✔If you are planning to sell your home — be sure that your wood has been power washed, stained and re-sealed, this alone can increase your ROI by up to 10%!

✔What do your neighbor’s decks look like? When you are thinking about ROI, it’s important to know what other comparable homes in your area have. This will help you see what potential buyers in the future see as a comparison in your neighborhood.

More add-ons to consider:

First story wood deck with a pergola.

Pergolas — A pergola is an outdoor structure with rafters/beams overhead and no side walls. Pergolas are either free-standing or can be fixed to your deck. You can add things like lattice wood or vines to provide shade to your outdoor space.

Staircase — You can have a staircase that is movie-worthy put in or go with a standard staircase. Deck staircases can incorporate more massive landings where you can add even more accents like small raised flower beds and conversational areas.

Finished multi-level deck to pool deck.

Multi-level decks — If your home is large and more than two stories you might want to go with a multi-level deck option. These decks can serve multiple purposes and be accessible to multiple areas of your home. Homeowners use multiple layer decks to add space outside of master bedrooms and to bring the entire deck down to the yard or pool area.

Slide off of a 2nd-floor deck.

Slides — If you want to add something fun and whimsical, one of the significant trends we’ve been seeing are slides that come off of decks. Kids (and adults) love them!). One of our service providers completed a tube-slide last year and it was the talk of the neighborhood!

How much does a deck cost to build? Small deck (less than 200 square feet) between $1900–$5900 Medium size deck (between 200–500 square feet) between $6000–$11,000 Large deck (over 500 square feet) between $10,000-$20,000

Things to consider about the cost of your deck:Typically, service providers who build decks average around $35 per square foot. Materials are also bought by square feet. The more bells and whistles you want to be included in your deck — the more it will cost. If you add on things like heat sources, electricity, special landscaping around your deck your budget will go up accordingly.

Handyman placing wood plank on deck in progress

Upgrading your home = more taxes (and other paperwork):

Think of a deck like any other addition to your home. You will be adding to the value of your home which means more property taxes. Check with your local assessor office, so you aren’t hit with a bill that you were not expecting. While you are doing your research — it’s a good time to call your homeowners insurance and find out what type of insurance you will need to be fully covered. You will also need a certificate of occupancy once your deck is completed — which states how many people can be on your deck and weight limits.

Ground floor deck.

How to start a conversation with a service provider:

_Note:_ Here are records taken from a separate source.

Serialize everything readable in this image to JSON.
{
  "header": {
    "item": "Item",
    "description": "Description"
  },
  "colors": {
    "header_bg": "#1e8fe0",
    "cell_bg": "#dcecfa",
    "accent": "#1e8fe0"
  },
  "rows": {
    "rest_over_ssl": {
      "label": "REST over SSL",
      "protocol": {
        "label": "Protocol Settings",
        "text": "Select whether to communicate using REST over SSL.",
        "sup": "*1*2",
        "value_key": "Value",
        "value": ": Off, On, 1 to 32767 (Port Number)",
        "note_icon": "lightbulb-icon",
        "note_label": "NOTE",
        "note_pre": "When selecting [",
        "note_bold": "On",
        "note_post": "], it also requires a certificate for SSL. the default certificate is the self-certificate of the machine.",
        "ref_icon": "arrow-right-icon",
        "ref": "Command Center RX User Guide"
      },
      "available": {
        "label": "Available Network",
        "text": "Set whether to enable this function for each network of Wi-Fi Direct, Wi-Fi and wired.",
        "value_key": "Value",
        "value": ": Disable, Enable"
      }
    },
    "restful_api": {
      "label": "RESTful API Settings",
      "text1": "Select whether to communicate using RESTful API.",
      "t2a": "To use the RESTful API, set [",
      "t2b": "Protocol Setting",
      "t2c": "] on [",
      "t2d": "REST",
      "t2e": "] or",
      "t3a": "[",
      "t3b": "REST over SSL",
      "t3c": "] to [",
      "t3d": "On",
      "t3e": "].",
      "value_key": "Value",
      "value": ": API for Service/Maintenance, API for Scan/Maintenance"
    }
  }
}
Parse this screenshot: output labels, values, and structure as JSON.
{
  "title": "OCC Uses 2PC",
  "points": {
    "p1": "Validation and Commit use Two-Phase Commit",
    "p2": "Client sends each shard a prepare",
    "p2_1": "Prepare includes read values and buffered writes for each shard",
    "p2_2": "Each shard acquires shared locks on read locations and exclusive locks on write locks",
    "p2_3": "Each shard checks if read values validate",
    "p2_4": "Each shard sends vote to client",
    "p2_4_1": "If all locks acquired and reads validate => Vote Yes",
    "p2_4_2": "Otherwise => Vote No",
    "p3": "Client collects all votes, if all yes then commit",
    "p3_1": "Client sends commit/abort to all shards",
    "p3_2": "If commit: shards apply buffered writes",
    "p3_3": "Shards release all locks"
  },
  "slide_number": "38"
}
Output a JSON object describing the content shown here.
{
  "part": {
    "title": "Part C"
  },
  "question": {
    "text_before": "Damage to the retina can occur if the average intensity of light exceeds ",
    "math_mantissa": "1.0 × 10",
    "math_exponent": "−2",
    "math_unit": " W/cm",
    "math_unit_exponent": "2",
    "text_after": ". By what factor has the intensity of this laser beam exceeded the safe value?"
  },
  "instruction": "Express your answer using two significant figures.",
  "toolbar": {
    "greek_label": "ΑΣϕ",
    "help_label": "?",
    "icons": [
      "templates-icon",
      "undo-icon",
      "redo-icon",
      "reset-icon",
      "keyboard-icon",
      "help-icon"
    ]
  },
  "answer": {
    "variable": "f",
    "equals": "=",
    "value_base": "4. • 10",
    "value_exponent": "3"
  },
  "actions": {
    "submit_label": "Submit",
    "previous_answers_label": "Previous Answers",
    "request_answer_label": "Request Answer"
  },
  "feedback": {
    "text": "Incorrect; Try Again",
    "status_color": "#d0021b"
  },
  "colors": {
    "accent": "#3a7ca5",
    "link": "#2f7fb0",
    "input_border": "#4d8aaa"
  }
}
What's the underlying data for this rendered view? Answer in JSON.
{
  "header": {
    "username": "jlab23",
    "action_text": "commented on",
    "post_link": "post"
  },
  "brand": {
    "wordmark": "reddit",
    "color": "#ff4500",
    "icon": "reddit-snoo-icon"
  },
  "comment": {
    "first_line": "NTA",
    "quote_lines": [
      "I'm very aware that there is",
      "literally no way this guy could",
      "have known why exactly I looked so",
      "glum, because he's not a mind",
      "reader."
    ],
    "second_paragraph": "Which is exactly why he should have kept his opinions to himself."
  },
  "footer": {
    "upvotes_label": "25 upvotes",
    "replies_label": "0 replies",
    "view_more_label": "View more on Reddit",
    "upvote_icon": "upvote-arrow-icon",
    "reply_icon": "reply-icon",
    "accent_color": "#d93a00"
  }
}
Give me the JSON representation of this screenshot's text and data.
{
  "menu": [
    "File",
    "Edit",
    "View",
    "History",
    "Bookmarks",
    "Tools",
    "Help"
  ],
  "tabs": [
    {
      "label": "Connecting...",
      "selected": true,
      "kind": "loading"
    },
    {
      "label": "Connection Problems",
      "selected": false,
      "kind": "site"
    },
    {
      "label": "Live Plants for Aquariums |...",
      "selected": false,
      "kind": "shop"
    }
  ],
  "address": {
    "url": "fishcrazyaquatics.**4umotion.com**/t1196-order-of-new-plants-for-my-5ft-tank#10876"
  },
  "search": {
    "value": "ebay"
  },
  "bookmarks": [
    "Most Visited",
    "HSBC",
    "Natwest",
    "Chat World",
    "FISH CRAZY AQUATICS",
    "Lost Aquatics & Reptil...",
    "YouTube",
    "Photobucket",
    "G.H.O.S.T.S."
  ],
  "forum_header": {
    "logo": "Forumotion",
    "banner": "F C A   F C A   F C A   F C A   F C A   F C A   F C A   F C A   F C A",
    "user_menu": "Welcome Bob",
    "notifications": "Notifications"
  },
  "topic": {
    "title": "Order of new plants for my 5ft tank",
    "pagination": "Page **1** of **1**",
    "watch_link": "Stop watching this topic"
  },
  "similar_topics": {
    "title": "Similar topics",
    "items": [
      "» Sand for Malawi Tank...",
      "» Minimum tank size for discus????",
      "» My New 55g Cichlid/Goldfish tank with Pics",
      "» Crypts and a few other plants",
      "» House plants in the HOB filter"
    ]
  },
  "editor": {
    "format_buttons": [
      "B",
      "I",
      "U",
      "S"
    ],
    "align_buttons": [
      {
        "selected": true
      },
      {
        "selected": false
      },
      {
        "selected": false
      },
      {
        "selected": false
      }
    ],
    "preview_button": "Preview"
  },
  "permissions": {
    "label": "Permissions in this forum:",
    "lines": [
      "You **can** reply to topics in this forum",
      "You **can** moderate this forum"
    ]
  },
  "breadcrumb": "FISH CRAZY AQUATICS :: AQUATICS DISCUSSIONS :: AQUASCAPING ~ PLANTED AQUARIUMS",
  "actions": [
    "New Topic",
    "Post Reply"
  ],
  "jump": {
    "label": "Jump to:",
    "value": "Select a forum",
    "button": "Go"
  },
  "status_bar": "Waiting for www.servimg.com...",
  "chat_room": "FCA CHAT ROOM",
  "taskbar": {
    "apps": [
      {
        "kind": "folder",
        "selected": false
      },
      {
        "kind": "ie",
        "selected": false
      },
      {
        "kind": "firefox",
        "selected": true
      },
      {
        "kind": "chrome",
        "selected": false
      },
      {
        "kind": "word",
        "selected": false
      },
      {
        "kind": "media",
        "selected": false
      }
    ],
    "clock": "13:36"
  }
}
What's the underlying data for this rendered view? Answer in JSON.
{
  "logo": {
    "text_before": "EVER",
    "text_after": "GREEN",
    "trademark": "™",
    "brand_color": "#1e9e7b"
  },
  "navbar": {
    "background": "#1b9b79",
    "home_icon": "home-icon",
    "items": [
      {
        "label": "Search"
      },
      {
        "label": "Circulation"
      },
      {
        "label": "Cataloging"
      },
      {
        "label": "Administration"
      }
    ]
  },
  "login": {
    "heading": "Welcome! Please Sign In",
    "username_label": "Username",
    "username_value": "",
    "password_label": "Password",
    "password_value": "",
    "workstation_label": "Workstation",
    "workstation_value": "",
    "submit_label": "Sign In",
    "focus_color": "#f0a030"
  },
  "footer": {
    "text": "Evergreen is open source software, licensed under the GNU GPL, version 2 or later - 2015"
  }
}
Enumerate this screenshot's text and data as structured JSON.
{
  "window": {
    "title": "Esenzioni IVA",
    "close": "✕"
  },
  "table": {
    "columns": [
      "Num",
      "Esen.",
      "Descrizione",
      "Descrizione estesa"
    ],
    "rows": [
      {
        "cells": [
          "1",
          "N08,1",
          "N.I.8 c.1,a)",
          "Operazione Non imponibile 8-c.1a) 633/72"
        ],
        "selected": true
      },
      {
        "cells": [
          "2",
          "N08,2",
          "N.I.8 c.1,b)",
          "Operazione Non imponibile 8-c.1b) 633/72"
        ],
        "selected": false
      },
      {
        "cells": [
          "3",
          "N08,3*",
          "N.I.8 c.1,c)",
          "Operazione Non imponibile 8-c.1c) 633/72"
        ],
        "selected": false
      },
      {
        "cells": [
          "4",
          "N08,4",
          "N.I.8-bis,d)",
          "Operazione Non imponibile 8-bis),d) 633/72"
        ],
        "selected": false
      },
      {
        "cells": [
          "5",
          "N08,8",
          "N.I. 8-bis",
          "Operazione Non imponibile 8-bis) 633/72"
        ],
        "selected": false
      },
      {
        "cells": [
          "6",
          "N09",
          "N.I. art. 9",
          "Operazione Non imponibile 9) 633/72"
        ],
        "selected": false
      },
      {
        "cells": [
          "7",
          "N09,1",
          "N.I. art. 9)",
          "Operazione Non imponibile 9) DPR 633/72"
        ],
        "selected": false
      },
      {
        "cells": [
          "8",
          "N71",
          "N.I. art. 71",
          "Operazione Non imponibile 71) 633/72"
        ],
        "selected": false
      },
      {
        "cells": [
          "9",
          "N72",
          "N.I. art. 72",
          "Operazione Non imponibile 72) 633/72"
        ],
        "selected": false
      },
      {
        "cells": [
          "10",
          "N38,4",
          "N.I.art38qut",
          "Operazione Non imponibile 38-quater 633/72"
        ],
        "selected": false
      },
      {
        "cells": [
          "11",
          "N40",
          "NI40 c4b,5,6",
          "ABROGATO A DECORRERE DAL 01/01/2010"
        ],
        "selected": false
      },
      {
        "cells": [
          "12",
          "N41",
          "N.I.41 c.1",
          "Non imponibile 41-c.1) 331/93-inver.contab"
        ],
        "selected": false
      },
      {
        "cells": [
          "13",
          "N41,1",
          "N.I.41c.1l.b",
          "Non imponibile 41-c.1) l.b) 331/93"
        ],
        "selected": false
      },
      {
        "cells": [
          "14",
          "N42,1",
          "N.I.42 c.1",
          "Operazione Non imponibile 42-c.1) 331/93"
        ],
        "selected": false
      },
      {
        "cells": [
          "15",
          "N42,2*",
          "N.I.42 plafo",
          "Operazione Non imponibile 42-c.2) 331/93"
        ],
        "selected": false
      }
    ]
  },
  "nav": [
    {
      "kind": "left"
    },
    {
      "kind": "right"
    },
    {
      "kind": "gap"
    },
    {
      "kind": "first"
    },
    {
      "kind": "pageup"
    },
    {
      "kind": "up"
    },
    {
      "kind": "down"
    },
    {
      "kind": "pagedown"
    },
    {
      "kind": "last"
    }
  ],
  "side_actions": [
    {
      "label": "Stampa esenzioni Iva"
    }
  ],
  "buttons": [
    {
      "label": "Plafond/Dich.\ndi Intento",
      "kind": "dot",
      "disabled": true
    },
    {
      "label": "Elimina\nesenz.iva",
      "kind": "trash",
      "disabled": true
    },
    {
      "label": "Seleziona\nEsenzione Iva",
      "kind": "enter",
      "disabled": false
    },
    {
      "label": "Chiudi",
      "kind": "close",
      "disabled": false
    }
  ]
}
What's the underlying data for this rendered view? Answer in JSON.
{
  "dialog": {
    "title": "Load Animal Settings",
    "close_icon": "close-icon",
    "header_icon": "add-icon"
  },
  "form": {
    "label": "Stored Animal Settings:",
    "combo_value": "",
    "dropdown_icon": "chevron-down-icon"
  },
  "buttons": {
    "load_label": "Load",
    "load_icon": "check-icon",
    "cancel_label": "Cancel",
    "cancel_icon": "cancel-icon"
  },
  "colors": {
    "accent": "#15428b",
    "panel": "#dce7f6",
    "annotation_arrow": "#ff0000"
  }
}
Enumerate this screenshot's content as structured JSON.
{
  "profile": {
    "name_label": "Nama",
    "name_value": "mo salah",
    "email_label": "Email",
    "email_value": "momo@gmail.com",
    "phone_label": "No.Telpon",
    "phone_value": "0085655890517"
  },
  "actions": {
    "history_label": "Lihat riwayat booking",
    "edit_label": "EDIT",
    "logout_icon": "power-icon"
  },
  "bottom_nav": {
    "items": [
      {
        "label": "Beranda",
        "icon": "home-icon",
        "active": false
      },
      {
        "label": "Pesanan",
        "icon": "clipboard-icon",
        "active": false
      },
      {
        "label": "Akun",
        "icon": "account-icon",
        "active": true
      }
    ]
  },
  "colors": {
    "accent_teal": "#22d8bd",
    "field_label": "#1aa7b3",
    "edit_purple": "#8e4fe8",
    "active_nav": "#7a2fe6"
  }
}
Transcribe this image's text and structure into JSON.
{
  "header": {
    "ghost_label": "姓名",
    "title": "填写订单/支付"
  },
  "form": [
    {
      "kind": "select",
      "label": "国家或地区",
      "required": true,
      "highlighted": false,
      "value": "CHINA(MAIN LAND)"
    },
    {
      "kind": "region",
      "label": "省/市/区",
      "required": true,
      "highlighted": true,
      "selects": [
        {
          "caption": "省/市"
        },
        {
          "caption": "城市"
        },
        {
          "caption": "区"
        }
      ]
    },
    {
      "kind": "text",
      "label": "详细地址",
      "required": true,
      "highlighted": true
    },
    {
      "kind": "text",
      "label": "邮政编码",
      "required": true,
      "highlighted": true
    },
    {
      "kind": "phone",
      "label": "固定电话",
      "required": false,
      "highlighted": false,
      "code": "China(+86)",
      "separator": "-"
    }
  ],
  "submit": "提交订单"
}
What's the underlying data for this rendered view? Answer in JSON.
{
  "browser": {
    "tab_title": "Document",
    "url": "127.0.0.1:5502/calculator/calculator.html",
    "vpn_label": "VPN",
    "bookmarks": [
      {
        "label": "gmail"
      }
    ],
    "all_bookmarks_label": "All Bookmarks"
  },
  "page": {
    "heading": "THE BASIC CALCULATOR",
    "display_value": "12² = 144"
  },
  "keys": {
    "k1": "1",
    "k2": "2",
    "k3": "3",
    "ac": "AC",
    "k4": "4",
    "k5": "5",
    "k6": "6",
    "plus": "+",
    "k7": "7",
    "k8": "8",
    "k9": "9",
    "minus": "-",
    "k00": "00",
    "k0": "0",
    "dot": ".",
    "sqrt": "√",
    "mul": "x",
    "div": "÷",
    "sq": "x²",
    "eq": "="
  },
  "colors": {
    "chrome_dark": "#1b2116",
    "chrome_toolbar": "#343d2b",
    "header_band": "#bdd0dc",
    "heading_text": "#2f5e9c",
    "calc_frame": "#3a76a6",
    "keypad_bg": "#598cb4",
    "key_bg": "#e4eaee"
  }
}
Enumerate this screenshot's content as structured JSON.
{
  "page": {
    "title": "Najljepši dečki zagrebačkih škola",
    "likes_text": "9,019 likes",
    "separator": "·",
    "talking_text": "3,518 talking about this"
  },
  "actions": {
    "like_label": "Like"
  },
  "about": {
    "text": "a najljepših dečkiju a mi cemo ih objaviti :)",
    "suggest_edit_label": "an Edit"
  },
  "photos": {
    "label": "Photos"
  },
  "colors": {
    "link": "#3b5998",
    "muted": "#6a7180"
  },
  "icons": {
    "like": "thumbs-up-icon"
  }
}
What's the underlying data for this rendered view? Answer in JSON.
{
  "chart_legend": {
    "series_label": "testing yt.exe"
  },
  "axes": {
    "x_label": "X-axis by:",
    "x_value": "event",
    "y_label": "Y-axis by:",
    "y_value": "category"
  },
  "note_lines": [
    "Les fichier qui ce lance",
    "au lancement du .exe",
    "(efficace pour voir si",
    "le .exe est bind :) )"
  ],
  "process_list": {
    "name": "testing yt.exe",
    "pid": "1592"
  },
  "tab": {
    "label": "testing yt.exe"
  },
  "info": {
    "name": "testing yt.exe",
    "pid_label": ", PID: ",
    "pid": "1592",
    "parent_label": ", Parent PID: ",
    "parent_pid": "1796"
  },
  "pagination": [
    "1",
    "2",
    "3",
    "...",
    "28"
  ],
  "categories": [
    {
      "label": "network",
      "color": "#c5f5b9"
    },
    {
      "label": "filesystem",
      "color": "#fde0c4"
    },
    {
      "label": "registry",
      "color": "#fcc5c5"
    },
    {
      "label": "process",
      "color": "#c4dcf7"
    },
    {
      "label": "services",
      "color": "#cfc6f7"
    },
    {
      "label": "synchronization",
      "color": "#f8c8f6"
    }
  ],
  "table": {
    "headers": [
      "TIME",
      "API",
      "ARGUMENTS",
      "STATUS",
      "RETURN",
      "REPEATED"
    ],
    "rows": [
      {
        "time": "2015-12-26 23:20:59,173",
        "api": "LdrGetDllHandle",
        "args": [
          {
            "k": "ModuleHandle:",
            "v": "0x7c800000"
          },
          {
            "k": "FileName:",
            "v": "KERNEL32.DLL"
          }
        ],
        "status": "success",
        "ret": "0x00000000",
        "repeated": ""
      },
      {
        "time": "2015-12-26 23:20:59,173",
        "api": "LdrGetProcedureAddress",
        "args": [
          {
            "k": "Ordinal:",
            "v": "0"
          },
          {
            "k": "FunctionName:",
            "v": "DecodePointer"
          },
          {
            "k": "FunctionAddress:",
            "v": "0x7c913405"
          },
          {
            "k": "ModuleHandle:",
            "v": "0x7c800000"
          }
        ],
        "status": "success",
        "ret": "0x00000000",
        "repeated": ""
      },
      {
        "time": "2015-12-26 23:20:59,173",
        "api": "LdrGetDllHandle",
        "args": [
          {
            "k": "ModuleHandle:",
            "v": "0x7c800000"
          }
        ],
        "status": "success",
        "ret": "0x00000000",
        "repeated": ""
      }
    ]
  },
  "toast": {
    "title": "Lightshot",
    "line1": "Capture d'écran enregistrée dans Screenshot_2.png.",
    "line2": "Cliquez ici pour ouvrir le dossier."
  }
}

Zaarly service provider

Let your service provider know the following: 1. What size deck are you looking to build? 2. Do you have a deck design in mind already? 3. What is your budget for your deck? 4. Do you have you decided on things like the type of building material you want to use? 5. What is your timeline?

Our service providers will have a few questions for you and will more than likely want to come out to your home to get a better idea of what you are looking for when it comes to your deck. They will also be able to give you a more accurate estimate.

Questions to go over with your service provider that might impact the overall cost of your deck: -Will you need to have your land graded? -Are staining and painting included? -Is sealing included? -Is the labor of additional service providers included? -Is framing included? -Are stairs an additional cost?

Are you ready to build a deck by summer? Start a conversation with one of our service providersand before you know it, you’ll be relaxing on your custom-made deck with a glass of cold lemonade on a beautiful summer day!

Get started on Zaarly!